I have a longstanding rule against meeting anyone “famous.” Ever since The Great Anton Newcombe Debacle of ’05, I’ve been understandably reticent (I realize his “fame” is debatable, but just humor me, please). There’s a lot that can go wrong when you meet someone you like. Maybe this person’s music helped you through a difficult time, or maybe you’ve read all of his or her books over and over, or maybe you’ve laughed until you’ve cried at his or her comedy. Either way, this person has a presence in your life. You know things about them, as weird as that sounds. And if you meet this person, and he/she’s a huge jerk? Yikes. You can never listen to that album/read that book/laugh at that joke again. Or there’s always the chance (if you’re me, anyway) that you’ll say something embarrassing and make yourself look like a complete idiot.

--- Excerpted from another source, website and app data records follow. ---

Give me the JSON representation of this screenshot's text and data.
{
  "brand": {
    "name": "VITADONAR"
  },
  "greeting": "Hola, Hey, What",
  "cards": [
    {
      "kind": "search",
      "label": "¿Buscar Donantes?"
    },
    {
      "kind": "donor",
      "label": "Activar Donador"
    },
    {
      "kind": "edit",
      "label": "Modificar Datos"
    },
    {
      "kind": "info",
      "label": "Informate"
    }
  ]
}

Also, I don’t really need a connection to a famous person. Autographs in and of themselves don’t mean a lot to me. That’s not to say I don’t appreciate an autograph on occassion. For example, Lauren gave me a signed copy of Emma Straub‘s Other People We Married, and I love that. But that’s because it’s a book I really enjoy by a person I like and it was a gift from one of my best friends. I wouldn’t, like, walk up to Tom Cruise and be all, “Sign this napkin so I can cherish it forever.” Mostly because I don’t often walk the same streets as Tom Cruise. I’m also not particularly interested in that brief moment of connection because, really, what does that get me? Some sort of bragging rights so I can be like, “Oh, no bigs, I met Tom Cruise once.” That impresses me about as much as most things impress Shania Twain. Also, I don’t know why I keep using Tom Cruise as an example.
I’ve been to a lot of small shows since TGAND of ’05, but I’ve never made any effort to meet the person I came to see. And at the sorts of places I prefer to go, it’s pretty easy to meet the acts. It’s not like I’m seeing Katy Perry in a stadium (although I certainly would not balk at the opportunity). Typically, if I’m at a show, it’s the kind of place where the opening band is standing beside you in the audience and you walk past the comedian selling their own CDs as you leave. And yet! I still had this mentality that actually saying something to the performer was a) weird for them, b)possibly annoying and c) unnecessary for me.
Last weekend, Chad suggested we see comedian Pete Holmes in Cleveland. I love Pete Holmes; he hosts the very funny podcast You Made it Weird, which I’ve mentioned before. But I was still kind of like, “Cleveland, ugh.” There are lots of things to like about Cleveland, but it’s also a labrynth of one ways streets and constant construction, and it both conforms to and defies its public perception. In short, it’s a strange place. I ended up being very glad I went, because Pete Holmes was hilarious and I had a great time with my friends. Also, I learned a Life Lesson, as I am wont to do: meeting the performer you came to see is actually the nice thing to do.
I had absolutely no intention of meeting Pete Holmes. I knew Chad wanted to, but I was like, “See you later, I’ll be in the bathroom.” Also, I had to go to the bathroom, so that was part of it. When Jayne and I came back out, Chad was talking to Pete Holmes, and I’m not enough of an asocial weirdo that I’d completely ignore someone when they’re in front of me, so I said hello. And guess what? He was totally nice! He was very friendly, he shook everyone’s hands, and he asked our names. The odd thing was, although the club was packed, hardly anyone was stopping to say hello to him. And you had to walk directly by him and his table of merch in order to leave.
I never thought about it before, but it’s totally weird to watch someone perform and then walk right by them without saying anything. And yet that’s the behavior I’ve observed (and been part of) at most shows. Why wouldn’t an artist want to say hello and hear a quick compliment (I’m assuming you’re not going to approach the performer to say, “I hated your set.”)? I thought about what I would want if I one day have a book signing. Actually, do you guys want to go full-on The Secret and do some manifestation with me? Let’s do this: someday when I have a book signing, I will totally want to say hi to people. After all, connecting with people is part of the point of performing or putting yourself out there in any way.
My experience at the Pete Holmes show changed the way I think of the relationship between audience and performer. Also I went to Taco Bell beforehand and tried something new, so yeah, I’d say it was a pretty big day.
Have you had any good or bad experiences with meeting celebrities? I would love to hear them. Once my friend Dan met Patricia Heaton from Everybody Loves Raymond when she stopped by his church, and he said she was very nice. Good luck trying to top that juicy celeb story.